In the spirit of pleasing people, we invite everyone regardless of race, color, disability or national origin to enjoy our restaurant and old country store. Since 1969, we have tried our best to provide food and service in ways that uphold our traditions of genuine quality. If you feel we have not delivered on this promise, please let us know.
~ the words in the entryway of the Cracker Barrel Old Country Store
“Let’s Go to Cracker Barrel!” Katie yelled as we drove into the parking lot. “Let’s go to Cracker Barrel!” yelled the little echo in the seat next to hers. Luau and I shrugged. We couldn’t remember the last time that we’d gone to a Cracker Barrel restaurant. Six, seven years ago maybe? Long enough ago that neither of us really remembered a dang thing about the place, but it seemed like a reasonable enough stop for lunch on a Saturday afternoon. Can’t go round waking babies on an empty stomach, after all. We found a parking spot and made our way through the adorably kitschy gift shop and asked for a table for four.
As the host led us into the restaurant, the noise level rose significantly. We followed him to a table smack dab in the middle of the dining room. We were surrounded by the dull roar of melded people sounds – clanging plates and tinkling silverware, children crying, a glass breaking in the distance. Laughter. A toy dropped onto the hardwood floor. We were assaulted by assorted shards of conversation -
Hello, welcome to cracker barrel. Excuse me, may I please get another Diet Coke? Johnny, I TOLD YOU TO SIT YOUR BUTT DOWN NOW! Mom!! Mom!! Mom!! Can I go to the store now? Pleeeeease? I don’t know if the time is right to buy; it just feels like real estate prices may continue to plummet – maybe we should wait. Oh I just can’t decide between the chicken and biscuits and the meatloaf. But they’ve got the best biscuits! So we’re thinking of taking a trip. What kind of dressings did you say you have?
Brooke was on high alert when the waitress came over and introduced herself. “Hi, I’m Michela,” she said with a friendly lilt. “I’ll be your waitress today.” I tried to glance up at her. I think I may have even tried to muster a smile, but I was panicky. I was focused completely on Brooke, who was giving every signal that she was on the verge of losing it. I was trying to decide if I might just need to get her the hell out of there. She yelped once, relatively quietly, but the storm was brewing.
I looked up at Luau as he settled into his seat. “Do you have her headphones?” I asked. He patted his pockets and shook his head. “I think they’re in the car.” I asked him to run back and find them. The waitress still stood next to the table. I knew she was there, but I just couldn’t look up at her. Brooke looked anxious and miserable. Every muscle was tense. I handed her the kid’s menu and crayons that the host had left. “Nice and calm, Brooke. It’s OK, baby. Can you do a little drawing while Daddy goes to the car? He’ll be right back.”
“I would wear my headphones!” she said, just a little too loudly. Cracker Barrel was beginning to feel just a little like the third ring of hell. Michela finally walked away, assuring me she’d be back whenever we were ready for her.

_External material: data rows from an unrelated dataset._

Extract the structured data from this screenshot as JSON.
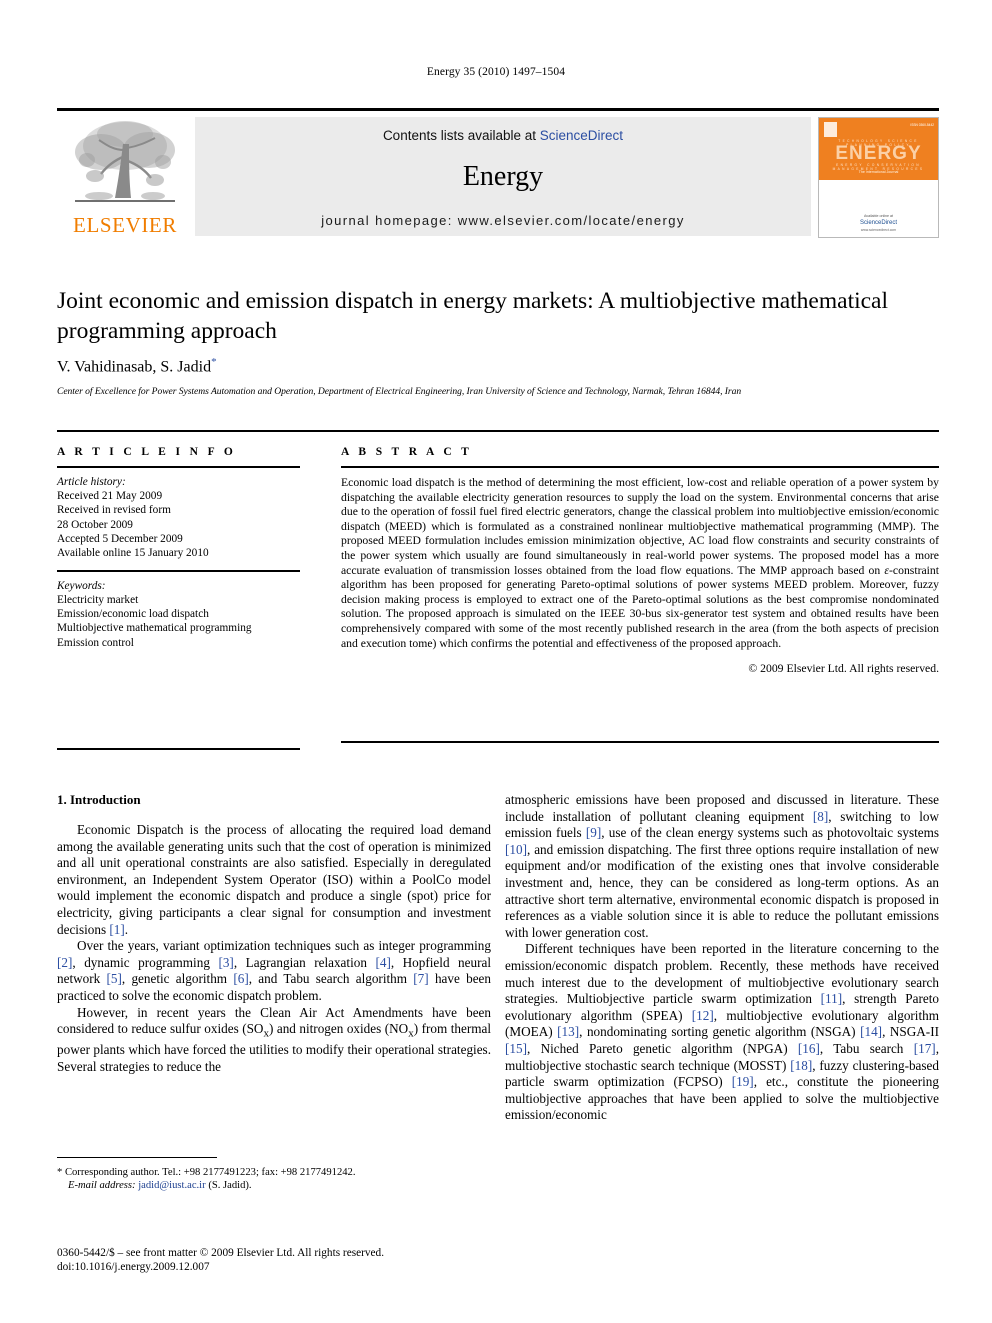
{
  "running_head": "Energy 35 (2010) 1497–1504",
  "masthead": {
    "publisher_name": "ELSEVIER",
    "contents_prefix": "Contents lists available at ",
    "sciencedirect": "ScienceDirect",
    "journal_name": "Energy",
    "homepage": "journal homepage: www.elsevier.com/locate/energy",
    "cover": {
      "title": "ENERGY",
      "subtitle": "The international Journal",
      "row_top": "TECHNOLOGY   SCIENCE   PLANNING   POLICY",
      "row_bottom": "ENERGY   CONSERVATION   MANAGEMENT   RESOURCES",
      "corner_label": "ISSN 0360-5442",
      "avail_label": "Available online at",
      "sd_label": "ScienceDirect",
      "sd_url": "www.sciencedirect.com"
    }
  },
  "article": {
    "title": "Joint economic and emission dispatch in energy markets: A multiobjective mathematical programming approach",
    "authors": "V. Vahidinasab, S. Jadid",
    "author_marker": "*",
    "affiliation": "Center of Excellence for Power Systems Automation and Operation, Department of Electrical Engineering, Iran University of Science and Technology, Narmak, Tehran 16844, Iran"
  },
  "info": {
    "heading": "A R T I C L E   I N F O",
    "history_label": "Article history:",
    "history": [
      "Received 21 May 2009",
      "Received in revised form",
      "28 October 2009",
      "Accepted 5 December 2009",
      "Available online 15 January 2010"
    ],
    "keywords_label": "Keywords:",
    "keywords": [
      "Electricity market",
      "Emission/economic load dispatch",
      "Multiobjective mathematical programming",
      "Emission control"
    ]
  },
  "abstract": {
    "heading": "A B S T R A C T",
    "text": "Economic load dispatch is the method of determining the most efficient, low-cost and reliable operation of a power system by dispatching the available electricity generation resources to supply the load on the system. Environmental concerns that arise due to the operation of fossil fuel fired electric generators, change the classical problem into multiobjective emission/economic dispatch (MEED) which is formulated as a constrained nonlinear multiobjective mathematical programming (MMP). The proposed MEED formulation includes emission minimization objective, AC load flow constraints and security constraints of the power system which usually are found simultaneously in real-world power systems. The proposed model has a more accurate evaluation of transmission losses obtained from the load flow equations. The MMP approach based on ε-constraint algorithm has been proposed for generating Pareto-optimal solutions of power systems MEED problem. Moreover, fuzzy decision making process is employed to extract one of the Pareto-optimal solutions as the best compromise nondominated solution. The proposed approach is simulated on the IEEE 30-bus six-generator test system and obtained results have been comprehensively compared with some of the most recently published research in the area (from the both aspects of precision and execution tome) which confirms the potential and effectiveness of the proposed approach.",
    "copyright": "© 2009 Elsevier Ltd. All rights reserved."
  },
  "intro": {
    "heading": "1. Introduction",
    "left_paragraphs": [
      "Economic Dispatch is the process of allocating the required load demand among the available generating units such that the cost of operation is minimized and all unit operational constraints are also satisfied. Especially in deregulated environment, an Independent System Operator (ISO) within a PoolCo model would implement the economic dispatch and produce a single (spot) price for electricity, giving participants a clear signal for consumption and investment decisions [1].",
      "Over the years, variant optimization techniques such as integer programming [2], dynamic programming [3], Lagrangian relaxation [4], Hopfield neural network [5], genetic algorithm [6], and Tabu search algorithm [7] have been practiced to solve the economic dispatch problem.",
      "However, in recent years the Clean Air Act Amendments have been considered to reduce sulfur oxides (SOx) and nitrogen oxides (NOx) from thermal power plants which have forced the utilities to modify their operational strategies. Several strategies to reduce the"
    ],
    "right_paragraphs": [
      "atmospheric emissions have been proposed and discussed in literature. These include installation of pollutant cleaning equipment [8], switching to low emission fuels [9], use of the clean energy systems such as photovoltaic systems [10], and emission dispatching. The first three options require installation of new equipment and/or modification of the existing ones that involve considerable investment and, hence, they can be considered as long-term options. As an attractive short term alternative, environmental economic dispatch is proposed in references as a viable solution since it is able to reduce the pollutant emissions with lower generation cost.",
      "Different techniques have been reported in the literature concerning to the emission/economic dispatch problem. Recently, these methods have received much interest due to the development of multiobjective evolutionary search strategies. Multiobjective particle swarm optimization [11], strength Pareto evolutionary algorithm (SPEA) [12], multiobjective evolutionary algorithm (MOEA) [13], nondominating sorting genetic algorithm (NSGA) [14], NSGA-II [15], Niched Pareto genetic algorithm (NPGA) [16], Tabu search [17], multiobjective stochastic search technique (MOSST) [18], fuzzy clustering-based particle swarm optimization (FCPSO) [19], etc., constitute the pioneering multiobjective approaches that have been applied to solve the multiobjective emission/economic"
    ]
  },
  "footnote": {
    "corresponding": "* Corresponding author. Tel.: +98 2177491223; fax: +98 2177491242.",
    "email_label": "E-mail address:",
    "email": "jadid@iust.ac.ir",
    "email_suffix": "(S. Jadid)."
  },
  "imprint": {
    "line1": "0360-5442/$ – see front matter © 2009 Elsevier Ltd. All rights reserved.",
    "line2": "doi:10.1016/j.energy.2009.12.007"
  },
  "colors": {
    "elsevier_orange": "#F07D00",
    "link_blue": "#2b4ea2",
    "banner_gray": "#ebebeb",
    "cover_orange": "#ef8020"
  }
}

Just as Luau was coming back from the car to tell me that he couldn’t find Brooke’s headphones, Michela reappeared. “Excuse me,” she said gently, “if you have some sensory difficulties, you’re welcome to move over to that table right there.” She motioned toward a table not ten feet away, but much larger and set into some semblance of a corner. “I know it doesn’t look much different, but it’s out of the line of fire a bit. You won’t have so many people passing right by.” I nodded gratefully and furiously began to gather our things together to make the move.
I welled up as I told Luau what she’d said. It was perfect. The sensitivity in her phrasing was worth its weight in gold. Hell it was worth MY weight in gold. (Think Fort Friggin Knox).
I thanked Michela just a little too intensely. She was absolutely right. The new table was a world away from the last. It was amazing how much of a difference it made. A now calm Brooke played with Matt’s iPhone (yes, dear, you’re STILL right) and I exhaled for the first time since walking in.
As we got ready to leave, I handed Michela a $20 bill as a tip on our $40 check. The money seemed a crass way to thank her, but at the same time, she’d given up the chance to seat a larger party at the table and I didn’t want her to be penalized for her kindness. As I handed it to her, I looked her in the eye and said, “I just want you to know, the little things can mean a lot more than you think. Thank you.”
She smiled in response. “Oh, no, I know,” she said slowly. “I have a special one too.”
I was grateful that she pretended not to notice the tears spilling down my cheeks. She knew better. She knew to just keep moving.
I asked her to bring a manager over. We told him how thankful we were. Yesterday, I called Cracker Barrel’s corporate headquarters and told a delightful lady there what a wonderful employee they had. She assured me that Michela would be commended by the Vice President of the company. I don’t know if the commendation will mean anything to her, but I just had to say something.
Thank you, Michela. From one mom to another – thank you.